Bokeh? Eye AF?

Or you could go for the Sony 85 1.8, smaller and lighter than both of them, AF performance comparable to the 1.4 from Sony for less than the Samyang, you loose one stop of light but I have never missed it, I shoot it wide open and it performs great!

That's what I have also. I've been going back to my original mindset why I bought a mirrorless camera, size and weight.

The Sony 85 1.8 lens is excellent.

Lose <1 stop but close enough I suppose.
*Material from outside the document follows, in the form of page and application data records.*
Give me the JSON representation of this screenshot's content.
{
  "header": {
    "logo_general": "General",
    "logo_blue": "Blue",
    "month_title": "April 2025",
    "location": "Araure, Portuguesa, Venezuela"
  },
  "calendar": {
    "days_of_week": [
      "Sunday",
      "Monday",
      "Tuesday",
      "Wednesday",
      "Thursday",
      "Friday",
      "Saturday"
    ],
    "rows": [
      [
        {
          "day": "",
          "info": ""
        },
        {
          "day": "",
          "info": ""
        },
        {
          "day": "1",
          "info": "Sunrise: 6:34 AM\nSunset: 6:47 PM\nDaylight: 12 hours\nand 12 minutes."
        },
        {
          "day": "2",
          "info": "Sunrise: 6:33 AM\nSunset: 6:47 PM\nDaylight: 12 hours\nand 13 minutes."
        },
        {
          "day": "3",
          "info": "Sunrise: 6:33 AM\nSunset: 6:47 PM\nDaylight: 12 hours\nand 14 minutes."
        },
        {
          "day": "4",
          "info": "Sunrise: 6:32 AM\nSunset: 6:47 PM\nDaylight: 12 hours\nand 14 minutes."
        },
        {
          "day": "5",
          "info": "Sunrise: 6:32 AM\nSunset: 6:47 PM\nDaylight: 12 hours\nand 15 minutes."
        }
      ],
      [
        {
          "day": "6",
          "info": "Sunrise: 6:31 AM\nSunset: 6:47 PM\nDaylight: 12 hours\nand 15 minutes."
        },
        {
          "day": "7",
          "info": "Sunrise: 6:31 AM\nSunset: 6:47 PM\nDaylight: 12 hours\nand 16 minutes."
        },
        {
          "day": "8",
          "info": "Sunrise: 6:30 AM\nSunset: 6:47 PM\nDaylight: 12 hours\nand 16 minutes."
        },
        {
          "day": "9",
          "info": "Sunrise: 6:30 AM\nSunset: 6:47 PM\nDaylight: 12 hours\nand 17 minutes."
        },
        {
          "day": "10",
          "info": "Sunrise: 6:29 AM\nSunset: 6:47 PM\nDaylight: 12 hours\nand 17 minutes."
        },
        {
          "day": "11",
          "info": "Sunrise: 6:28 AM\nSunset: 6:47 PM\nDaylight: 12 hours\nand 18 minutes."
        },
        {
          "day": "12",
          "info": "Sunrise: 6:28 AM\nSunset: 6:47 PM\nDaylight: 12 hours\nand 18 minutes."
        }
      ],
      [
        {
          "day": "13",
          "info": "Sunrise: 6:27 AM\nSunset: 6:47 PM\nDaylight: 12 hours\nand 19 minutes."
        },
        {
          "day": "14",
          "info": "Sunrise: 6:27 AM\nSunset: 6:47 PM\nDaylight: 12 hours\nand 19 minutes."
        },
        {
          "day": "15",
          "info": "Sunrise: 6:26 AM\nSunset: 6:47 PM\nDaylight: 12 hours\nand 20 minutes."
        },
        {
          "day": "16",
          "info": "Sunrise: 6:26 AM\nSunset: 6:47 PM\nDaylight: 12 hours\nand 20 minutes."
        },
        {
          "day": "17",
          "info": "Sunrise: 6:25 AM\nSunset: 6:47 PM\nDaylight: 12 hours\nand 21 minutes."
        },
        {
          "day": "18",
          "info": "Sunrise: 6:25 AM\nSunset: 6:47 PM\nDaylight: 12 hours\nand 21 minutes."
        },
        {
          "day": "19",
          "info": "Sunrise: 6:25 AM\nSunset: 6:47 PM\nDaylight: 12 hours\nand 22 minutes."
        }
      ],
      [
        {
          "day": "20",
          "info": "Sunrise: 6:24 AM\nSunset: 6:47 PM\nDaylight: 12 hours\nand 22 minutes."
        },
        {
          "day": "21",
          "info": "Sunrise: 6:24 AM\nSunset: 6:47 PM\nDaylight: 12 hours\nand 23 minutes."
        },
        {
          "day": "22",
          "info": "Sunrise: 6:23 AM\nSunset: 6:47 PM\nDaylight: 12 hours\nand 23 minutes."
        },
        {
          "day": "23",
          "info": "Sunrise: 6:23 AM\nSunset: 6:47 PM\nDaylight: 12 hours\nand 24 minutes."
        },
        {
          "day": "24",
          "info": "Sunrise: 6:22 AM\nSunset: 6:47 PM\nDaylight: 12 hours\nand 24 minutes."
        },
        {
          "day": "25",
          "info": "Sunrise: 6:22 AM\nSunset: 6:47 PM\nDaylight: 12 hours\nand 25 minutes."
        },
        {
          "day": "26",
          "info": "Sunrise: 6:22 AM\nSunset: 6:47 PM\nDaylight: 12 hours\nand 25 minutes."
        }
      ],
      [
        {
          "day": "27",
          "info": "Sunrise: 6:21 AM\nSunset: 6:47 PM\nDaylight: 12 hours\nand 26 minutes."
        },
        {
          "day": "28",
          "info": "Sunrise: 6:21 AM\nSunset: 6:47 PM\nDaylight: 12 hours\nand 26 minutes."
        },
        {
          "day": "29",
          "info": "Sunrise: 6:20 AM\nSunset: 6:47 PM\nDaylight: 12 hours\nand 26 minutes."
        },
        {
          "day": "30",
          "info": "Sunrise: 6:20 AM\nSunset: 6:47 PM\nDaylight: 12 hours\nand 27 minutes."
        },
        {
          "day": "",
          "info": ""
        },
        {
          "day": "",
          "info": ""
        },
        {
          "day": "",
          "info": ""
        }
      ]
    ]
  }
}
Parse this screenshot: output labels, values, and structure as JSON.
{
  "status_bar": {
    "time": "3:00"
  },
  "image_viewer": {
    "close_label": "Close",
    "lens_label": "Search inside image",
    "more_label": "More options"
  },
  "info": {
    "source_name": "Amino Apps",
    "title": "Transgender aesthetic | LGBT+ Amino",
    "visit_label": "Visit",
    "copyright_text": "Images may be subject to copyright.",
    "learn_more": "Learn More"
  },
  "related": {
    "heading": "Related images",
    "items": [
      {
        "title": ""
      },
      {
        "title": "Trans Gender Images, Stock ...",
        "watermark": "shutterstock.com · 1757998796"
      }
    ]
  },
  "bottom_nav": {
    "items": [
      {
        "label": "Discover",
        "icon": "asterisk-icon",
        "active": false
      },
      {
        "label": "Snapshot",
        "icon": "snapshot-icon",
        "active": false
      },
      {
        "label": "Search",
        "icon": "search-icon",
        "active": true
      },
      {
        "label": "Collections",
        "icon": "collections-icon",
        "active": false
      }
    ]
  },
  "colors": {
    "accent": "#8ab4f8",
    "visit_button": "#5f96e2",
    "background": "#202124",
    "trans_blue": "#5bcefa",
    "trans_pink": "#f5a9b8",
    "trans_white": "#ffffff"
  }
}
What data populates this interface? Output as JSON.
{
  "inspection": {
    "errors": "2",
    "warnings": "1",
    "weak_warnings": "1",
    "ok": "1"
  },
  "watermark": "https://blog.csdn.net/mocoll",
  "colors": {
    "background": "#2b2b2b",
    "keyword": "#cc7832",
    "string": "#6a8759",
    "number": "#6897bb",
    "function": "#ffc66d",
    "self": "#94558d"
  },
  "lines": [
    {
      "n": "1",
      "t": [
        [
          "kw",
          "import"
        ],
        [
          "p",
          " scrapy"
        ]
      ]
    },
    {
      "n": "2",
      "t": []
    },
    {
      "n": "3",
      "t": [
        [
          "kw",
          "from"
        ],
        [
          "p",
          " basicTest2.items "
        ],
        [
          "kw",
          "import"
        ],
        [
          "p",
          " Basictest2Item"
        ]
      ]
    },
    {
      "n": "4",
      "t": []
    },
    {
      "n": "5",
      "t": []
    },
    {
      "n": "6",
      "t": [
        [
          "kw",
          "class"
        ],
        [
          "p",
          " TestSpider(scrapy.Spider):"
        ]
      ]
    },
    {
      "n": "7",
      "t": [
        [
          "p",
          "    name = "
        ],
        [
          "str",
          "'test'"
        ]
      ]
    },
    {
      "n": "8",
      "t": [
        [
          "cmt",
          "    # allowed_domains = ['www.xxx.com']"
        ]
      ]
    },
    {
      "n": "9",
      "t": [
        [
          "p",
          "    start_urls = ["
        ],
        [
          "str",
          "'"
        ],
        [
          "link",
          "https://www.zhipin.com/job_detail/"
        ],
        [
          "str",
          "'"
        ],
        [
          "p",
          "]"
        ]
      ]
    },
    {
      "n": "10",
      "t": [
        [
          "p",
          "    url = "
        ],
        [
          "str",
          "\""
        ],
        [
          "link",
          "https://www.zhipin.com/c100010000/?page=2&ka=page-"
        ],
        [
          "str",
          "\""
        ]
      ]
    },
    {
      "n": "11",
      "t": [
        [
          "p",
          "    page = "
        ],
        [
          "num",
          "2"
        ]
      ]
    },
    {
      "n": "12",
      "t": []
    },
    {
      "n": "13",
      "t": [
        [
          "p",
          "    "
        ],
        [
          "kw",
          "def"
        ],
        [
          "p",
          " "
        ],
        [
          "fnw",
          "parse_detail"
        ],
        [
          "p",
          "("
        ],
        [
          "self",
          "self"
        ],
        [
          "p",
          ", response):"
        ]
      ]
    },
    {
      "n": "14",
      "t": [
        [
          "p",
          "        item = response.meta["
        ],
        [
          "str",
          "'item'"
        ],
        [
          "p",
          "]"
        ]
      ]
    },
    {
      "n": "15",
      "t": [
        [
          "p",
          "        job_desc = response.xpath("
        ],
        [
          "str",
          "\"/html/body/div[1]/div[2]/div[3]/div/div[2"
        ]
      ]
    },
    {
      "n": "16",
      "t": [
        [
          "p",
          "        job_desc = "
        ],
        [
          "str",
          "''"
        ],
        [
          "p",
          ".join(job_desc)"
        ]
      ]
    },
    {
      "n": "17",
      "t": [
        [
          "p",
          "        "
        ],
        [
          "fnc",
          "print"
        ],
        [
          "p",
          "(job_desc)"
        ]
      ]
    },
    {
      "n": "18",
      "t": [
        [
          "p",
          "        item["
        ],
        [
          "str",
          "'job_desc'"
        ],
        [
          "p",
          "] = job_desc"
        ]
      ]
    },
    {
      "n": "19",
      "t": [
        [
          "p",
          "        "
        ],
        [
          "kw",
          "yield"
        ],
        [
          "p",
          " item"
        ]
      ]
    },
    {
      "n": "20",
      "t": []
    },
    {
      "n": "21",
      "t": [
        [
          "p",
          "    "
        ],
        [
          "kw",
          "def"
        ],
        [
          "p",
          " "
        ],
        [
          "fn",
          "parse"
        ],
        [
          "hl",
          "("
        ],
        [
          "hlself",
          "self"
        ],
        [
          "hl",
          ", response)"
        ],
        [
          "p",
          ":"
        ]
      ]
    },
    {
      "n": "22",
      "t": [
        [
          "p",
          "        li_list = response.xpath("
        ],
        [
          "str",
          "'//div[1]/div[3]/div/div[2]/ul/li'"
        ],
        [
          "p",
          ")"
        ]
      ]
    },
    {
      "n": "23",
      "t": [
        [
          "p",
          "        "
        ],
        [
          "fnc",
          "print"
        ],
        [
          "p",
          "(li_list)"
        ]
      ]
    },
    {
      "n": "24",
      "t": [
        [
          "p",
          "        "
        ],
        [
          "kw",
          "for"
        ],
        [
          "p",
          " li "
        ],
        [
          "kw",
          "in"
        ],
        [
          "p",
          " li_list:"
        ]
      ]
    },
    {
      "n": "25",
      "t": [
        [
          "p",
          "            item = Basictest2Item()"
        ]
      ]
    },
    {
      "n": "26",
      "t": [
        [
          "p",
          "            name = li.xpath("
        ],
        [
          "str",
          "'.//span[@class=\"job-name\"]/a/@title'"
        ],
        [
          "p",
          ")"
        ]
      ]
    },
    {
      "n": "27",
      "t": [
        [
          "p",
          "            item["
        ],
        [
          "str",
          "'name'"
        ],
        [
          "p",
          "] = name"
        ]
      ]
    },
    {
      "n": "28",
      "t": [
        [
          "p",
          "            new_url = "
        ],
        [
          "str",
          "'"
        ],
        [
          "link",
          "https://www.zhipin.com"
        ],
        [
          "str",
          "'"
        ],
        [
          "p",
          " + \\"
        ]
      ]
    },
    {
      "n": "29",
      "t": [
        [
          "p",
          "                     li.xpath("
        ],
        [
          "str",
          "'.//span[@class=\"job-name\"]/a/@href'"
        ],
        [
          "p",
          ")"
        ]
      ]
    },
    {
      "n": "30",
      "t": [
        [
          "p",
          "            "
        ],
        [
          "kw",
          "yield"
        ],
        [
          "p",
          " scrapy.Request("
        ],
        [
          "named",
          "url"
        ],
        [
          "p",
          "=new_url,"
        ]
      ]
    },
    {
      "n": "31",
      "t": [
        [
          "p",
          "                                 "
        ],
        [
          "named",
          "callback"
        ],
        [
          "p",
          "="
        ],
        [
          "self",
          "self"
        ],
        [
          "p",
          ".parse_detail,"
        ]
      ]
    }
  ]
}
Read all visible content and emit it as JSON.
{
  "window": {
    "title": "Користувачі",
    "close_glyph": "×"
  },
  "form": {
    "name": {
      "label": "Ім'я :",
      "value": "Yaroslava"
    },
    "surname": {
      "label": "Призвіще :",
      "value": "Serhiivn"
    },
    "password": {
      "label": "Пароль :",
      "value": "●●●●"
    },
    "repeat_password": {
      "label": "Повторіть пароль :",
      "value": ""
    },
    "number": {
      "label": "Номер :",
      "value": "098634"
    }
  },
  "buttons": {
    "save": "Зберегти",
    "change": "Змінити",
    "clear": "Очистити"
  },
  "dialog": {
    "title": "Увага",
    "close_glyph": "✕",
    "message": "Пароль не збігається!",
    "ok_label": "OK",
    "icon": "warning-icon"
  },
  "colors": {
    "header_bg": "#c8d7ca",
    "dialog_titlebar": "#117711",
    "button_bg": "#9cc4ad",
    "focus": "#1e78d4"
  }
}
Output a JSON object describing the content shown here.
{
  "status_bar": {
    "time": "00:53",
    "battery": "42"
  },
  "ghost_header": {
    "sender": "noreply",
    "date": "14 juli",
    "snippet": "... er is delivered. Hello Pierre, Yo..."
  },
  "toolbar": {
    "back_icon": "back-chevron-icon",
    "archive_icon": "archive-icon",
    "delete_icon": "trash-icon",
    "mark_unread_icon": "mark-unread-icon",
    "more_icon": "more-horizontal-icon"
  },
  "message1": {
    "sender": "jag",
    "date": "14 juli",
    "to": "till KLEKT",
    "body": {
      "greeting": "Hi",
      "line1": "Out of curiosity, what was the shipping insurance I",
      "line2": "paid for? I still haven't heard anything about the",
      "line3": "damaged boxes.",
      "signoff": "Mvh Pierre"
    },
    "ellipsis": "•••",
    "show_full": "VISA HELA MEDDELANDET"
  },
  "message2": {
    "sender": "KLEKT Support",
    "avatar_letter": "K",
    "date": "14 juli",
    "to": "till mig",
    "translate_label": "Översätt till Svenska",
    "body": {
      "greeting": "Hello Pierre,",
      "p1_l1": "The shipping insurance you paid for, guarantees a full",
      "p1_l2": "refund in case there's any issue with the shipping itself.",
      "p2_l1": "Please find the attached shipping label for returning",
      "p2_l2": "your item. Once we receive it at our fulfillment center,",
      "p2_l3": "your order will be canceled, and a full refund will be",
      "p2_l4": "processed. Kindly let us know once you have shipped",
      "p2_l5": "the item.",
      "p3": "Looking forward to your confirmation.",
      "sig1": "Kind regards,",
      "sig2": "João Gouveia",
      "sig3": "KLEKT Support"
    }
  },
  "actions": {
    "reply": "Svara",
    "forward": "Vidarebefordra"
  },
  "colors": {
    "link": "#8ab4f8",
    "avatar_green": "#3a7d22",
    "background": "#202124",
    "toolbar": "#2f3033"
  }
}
I absolutely LOVE my Samyang 85mm! I bought it for roughly a third of the price of the Sony, with the intention of trying it out and returning it if I wasn't happy. The bokeh is fantastic, the rendering is great, and the sharpness at 1.4 is astounding on the 7R3. Because the aperture ring and function buttons aren't dealbreakers for me, I won't be upgrading. On the latest firmware it's ridiculously fast, even with eye-AF on animals.

The MF Samyangs were basically glued together and inevitably would break with enough use. While the price difference is appealing, can I trust the Samyang to last?

Lensrentals doesn't give them high marks here and they have the data on damage and repairs.

Great video Lee. And greetings from Manchester UK. I’ve had a look at the Sony and was blown away by the creamy bokeh. Anything else seems like a compromise but the difference in price could be another len’s in the bag. I love doing portraits but wondered about using up a lot of tight budget just for this lens. I’m using it on a Sony A73 and wanted to keep with Sony for some video work too. If you had another Sony prime lens to pick for the bag what would you suggest?
Best wishes and keep up the brill videos.

"Sony guts" Anyone get that reference without looking it up??? 😂

hi lee! i’m looking to buy the samyang 85mm f1.4 for my sony a7iii. i live in dubai, and when i called the retailer he asked if i want the MF option or the AF option. the AF option costs about $250 more. from your video i’m not able to understand what the difference is? the lens you’re using has a manual focus ring, but you’re also auto focusing while using the lens. does the AF option have both AF/MF in it? hoping to hear back soon. thanks lee!

Lee was using the AF version. That's the one you want.